Combat is feasible and sometimes necessary, as this isn’t a walking simulator. It is broken between melee and ranged, the former being a much more viable option. Most encounters you rely on a fireman’s axe for melee damage. Once on the ground, you can engage in a finisher animation. For those who are more indirect, a common method is to drop objects on top of zombies or luring them into electrified floors by taunting.
Progression will often be blocked by a simple puzzle. Whether it be a button that needs pressing, a block that needs moving, or a sequence of actions it won’t get complex. No puzzle kept me stopped for very long and none were so clever that I felt satisfied when solving them. Instead I simply performed a menial task to continue onward.

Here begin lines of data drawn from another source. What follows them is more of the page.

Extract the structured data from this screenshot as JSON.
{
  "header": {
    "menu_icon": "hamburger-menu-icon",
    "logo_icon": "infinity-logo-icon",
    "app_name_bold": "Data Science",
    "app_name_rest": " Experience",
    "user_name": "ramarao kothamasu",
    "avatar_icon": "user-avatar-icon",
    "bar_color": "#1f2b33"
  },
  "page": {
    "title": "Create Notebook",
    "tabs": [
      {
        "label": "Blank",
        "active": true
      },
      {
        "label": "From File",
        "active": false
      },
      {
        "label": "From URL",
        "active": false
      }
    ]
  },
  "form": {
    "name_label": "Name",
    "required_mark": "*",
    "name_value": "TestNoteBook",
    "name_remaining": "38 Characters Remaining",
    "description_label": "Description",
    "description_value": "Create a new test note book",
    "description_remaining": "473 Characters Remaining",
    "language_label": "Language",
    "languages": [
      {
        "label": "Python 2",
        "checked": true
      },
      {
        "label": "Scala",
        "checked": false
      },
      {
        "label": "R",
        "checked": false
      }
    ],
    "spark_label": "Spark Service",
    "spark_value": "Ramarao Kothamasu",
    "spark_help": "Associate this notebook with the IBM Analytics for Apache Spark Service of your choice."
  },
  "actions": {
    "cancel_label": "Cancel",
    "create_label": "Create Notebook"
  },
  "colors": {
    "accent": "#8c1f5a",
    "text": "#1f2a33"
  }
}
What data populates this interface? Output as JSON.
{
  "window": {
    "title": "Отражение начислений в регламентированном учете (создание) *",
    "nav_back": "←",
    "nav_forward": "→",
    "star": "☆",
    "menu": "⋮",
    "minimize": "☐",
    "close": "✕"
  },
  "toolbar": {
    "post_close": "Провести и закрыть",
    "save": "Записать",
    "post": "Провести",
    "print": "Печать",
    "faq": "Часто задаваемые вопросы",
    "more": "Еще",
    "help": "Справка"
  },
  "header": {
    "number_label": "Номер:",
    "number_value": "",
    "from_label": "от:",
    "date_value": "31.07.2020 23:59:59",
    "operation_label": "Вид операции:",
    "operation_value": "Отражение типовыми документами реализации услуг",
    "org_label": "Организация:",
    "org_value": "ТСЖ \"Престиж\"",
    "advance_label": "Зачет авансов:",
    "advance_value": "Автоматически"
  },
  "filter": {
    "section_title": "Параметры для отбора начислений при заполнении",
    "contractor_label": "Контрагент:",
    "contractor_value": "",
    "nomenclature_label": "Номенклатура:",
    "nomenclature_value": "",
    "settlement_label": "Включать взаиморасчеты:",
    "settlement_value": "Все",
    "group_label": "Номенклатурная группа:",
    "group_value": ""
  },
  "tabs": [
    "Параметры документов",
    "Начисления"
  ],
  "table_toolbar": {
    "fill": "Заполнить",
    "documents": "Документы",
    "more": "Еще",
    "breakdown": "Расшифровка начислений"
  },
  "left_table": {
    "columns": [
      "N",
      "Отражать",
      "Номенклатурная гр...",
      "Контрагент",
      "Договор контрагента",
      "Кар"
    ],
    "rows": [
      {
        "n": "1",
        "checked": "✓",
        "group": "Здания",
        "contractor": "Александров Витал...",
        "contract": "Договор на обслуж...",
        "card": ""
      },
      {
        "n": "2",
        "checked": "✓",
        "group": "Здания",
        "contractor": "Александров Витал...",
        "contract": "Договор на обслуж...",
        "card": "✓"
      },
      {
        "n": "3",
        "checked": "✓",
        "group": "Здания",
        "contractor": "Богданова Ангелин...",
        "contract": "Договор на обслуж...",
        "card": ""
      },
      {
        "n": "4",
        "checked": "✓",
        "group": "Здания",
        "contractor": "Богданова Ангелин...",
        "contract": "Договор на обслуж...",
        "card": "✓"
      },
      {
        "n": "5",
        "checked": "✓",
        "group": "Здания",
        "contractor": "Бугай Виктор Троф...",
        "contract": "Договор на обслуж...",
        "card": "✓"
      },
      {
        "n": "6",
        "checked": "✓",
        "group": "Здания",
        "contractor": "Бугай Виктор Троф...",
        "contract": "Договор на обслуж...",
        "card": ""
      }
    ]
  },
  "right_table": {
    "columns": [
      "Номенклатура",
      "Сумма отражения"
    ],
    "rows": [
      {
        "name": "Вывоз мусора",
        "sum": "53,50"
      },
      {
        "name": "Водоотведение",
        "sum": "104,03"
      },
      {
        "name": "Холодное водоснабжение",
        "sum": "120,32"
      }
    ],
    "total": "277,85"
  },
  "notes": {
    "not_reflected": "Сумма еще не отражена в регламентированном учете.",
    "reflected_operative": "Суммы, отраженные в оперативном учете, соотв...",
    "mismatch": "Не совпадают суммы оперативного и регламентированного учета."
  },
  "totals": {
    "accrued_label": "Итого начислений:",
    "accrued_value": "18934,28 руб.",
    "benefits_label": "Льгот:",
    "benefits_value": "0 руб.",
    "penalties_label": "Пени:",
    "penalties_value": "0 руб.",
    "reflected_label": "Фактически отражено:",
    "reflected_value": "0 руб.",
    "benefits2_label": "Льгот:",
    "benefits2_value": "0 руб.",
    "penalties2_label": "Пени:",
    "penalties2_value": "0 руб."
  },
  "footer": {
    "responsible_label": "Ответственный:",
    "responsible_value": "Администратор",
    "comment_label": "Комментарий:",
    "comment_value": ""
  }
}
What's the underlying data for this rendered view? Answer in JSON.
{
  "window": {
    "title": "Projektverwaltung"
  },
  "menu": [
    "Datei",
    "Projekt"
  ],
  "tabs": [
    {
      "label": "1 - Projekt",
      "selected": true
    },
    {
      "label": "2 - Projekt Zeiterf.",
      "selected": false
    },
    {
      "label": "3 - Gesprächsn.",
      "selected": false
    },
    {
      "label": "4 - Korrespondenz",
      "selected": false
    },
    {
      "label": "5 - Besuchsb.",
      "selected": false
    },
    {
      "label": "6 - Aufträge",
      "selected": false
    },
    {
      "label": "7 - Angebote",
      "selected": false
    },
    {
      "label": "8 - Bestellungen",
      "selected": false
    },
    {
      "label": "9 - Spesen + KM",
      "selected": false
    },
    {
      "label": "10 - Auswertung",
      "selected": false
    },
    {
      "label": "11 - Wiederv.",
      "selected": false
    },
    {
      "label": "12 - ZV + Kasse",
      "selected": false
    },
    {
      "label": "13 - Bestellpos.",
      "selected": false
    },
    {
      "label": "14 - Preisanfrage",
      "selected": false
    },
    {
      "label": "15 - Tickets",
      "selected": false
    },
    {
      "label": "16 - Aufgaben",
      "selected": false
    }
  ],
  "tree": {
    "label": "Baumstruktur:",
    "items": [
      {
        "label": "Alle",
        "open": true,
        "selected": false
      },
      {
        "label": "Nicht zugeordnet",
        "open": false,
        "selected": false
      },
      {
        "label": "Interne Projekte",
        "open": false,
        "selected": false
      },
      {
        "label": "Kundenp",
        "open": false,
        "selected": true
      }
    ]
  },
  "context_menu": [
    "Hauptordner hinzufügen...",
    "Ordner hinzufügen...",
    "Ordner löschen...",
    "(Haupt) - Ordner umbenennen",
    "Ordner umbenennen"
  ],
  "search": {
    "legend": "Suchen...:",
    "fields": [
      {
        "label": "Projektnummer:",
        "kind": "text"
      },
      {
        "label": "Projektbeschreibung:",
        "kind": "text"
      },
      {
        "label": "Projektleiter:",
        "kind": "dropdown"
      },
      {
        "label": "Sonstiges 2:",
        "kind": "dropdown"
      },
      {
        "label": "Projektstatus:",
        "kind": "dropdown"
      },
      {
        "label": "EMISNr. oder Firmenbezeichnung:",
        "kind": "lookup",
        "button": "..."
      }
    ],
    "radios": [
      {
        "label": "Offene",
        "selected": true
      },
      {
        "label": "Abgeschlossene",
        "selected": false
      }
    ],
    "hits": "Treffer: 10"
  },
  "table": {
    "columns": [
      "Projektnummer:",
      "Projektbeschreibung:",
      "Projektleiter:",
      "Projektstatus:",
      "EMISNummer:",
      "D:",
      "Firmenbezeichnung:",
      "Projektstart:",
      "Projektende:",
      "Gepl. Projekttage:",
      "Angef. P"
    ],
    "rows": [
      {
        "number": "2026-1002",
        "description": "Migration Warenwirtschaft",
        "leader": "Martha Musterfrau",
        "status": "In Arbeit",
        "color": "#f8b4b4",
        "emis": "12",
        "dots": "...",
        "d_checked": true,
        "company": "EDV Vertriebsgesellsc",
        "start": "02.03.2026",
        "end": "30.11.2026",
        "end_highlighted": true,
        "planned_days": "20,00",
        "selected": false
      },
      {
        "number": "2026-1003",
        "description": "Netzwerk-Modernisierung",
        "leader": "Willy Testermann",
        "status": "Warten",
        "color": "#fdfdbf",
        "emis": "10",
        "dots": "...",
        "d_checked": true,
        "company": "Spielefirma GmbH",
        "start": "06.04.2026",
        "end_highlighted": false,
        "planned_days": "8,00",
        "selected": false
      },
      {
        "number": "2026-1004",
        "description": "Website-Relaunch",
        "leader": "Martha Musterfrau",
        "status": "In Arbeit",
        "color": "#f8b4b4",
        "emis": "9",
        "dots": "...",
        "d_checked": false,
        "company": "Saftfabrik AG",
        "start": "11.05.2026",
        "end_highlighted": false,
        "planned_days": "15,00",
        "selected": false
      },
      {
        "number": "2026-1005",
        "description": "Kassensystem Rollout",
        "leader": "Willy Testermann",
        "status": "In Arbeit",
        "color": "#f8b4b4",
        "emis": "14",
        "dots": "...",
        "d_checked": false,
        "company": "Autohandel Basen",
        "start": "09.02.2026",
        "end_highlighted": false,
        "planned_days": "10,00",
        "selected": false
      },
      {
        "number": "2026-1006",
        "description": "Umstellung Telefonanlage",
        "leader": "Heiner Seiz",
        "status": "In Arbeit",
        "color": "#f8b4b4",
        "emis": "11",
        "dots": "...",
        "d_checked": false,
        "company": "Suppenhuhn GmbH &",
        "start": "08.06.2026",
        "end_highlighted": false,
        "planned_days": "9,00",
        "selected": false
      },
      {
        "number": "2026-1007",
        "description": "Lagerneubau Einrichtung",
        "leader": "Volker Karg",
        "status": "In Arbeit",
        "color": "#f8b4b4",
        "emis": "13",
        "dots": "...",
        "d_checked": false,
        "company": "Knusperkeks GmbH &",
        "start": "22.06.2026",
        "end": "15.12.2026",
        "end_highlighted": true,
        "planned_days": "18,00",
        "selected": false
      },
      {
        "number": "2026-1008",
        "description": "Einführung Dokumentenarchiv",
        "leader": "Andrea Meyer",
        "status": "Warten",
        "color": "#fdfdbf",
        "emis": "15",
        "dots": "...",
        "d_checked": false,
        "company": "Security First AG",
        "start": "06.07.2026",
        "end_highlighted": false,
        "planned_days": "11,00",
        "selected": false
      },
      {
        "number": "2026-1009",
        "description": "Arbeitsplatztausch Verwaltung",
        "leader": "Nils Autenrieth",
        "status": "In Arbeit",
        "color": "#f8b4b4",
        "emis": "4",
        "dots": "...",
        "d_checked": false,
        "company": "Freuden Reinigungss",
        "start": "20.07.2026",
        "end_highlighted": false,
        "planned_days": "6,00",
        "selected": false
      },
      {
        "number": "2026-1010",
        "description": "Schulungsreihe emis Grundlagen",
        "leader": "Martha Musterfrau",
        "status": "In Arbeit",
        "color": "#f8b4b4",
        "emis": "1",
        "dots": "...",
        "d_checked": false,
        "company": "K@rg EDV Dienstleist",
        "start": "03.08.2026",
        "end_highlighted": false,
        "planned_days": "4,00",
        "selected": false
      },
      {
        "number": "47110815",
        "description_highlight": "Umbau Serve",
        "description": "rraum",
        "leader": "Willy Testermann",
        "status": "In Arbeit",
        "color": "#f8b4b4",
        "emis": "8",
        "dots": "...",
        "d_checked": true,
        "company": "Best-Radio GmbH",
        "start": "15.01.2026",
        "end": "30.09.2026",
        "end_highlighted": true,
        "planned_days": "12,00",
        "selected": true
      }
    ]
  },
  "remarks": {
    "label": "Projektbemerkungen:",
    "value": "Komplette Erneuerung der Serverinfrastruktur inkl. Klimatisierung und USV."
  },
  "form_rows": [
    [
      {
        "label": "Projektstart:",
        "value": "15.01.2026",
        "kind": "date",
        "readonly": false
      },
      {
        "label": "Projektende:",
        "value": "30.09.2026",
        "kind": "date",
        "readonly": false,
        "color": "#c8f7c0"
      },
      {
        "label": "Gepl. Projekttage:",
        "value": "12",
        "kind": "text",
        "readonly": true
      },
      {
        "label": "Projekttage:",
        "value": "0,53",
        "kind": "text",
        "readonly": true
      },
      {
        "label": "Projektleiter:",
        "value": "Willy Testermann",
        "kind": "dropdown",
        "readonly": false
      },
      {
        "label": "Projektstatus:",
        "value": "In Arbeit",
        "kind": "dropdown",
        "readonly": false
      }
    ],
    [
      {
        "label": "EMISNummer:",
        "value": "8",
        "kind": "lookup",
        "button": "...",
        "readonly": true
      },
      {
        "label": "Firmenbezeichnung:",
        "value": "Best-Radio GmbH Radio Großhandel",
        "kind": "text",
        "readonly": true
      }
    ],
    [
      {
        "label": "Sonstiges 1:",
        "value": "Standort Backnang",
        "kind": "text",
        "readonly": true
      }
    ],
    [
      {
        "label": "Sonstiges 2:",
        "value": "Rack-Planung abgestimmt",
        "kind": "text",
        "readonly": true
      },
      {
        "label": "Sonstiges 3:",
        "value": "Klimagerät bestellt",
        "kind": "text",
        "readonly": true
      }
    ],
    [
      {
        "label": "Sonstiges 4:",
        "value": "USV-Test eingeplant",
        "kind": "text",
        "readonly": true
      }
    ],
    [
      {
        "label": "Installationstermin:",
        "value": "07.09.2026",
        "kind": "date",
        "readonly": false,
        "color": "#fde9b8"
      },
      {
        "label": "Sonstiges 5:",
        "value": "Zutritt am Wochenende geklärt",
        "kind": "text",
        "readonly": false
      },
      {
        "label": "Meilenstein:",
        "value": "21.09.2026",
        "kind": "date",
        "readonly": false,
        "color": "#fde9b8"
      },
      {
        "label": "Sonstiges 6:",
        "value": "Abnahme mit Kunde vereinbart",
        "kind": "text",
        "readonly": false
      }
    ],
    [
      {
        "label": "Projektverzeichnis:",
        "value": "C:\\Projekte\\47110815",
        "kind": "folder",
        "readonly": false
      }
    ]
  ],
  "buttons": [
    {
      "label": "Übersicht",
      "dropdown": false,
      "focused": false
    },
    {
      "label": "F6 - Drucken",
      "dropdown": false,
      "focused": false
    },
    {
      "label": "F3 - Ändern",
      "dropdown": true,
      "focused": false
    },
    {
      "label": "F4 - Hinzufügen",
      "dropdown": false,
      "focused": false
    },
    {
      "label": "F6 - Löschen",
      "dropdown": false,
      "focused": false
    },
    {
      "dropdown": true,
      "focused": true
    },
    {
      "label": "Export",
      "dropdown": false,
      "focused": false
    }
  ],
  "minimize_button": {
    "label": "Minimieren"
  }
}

Another strange decision was that Wayne, a park ranger, cannot swim in deep water. This lack of skill is never explained, and instead exists to create more hazards for the player to overcome. The sections containing water don’t break the pacing, but slow it down. I’m engaged with what is developing and want to see around the corner, but instead I have to watch Wayne dredge through chest-high water.
Thanks to a heavily leaned-on art style, Deadlight still holds up four years after its original release. While certain textures and buildings can reveal its age, a large majority of Deadlight: Director’s Cut looks great at a higher resolution. Wayne is nearly always entrenched in black, a reflection of the Shadows that tirelessly chase after him. Presented as a 2.5D sidescroller, the game offers depth of vision with roads leading off into the distance and impressive backdrops that increase the presence of a larger world.
A subtle score never overpowers the on-screen action, but is still a joy to listen to. The main menu music features a chorus that uses a “less-is-more” approach that I appreciated. Don’t expect the grandiose musical cues of Halo. Instead the music is used here, much like the art style, to simply enhance the story being told.
Remasters, remakes, and ports are nothing new, and Deadlight is one of the few games from last generation that deserves it. Releasing on Xbox 360’s Summer of Arcade in 2012, Deadlight later made its way to PC with little fanfare. Now, on Xbox One and PlayStation 4, Deadlight: Director’s Cut has a chance to impress new players with its take on a zombie apocalypse. The art style helps to mask the age, but it can’t stop certain gameplay mechanics from feeling rough on these consoles. Those complaints aren’t enough to keep me from recommending this solid experience, especially given the additional content and low launch pricing.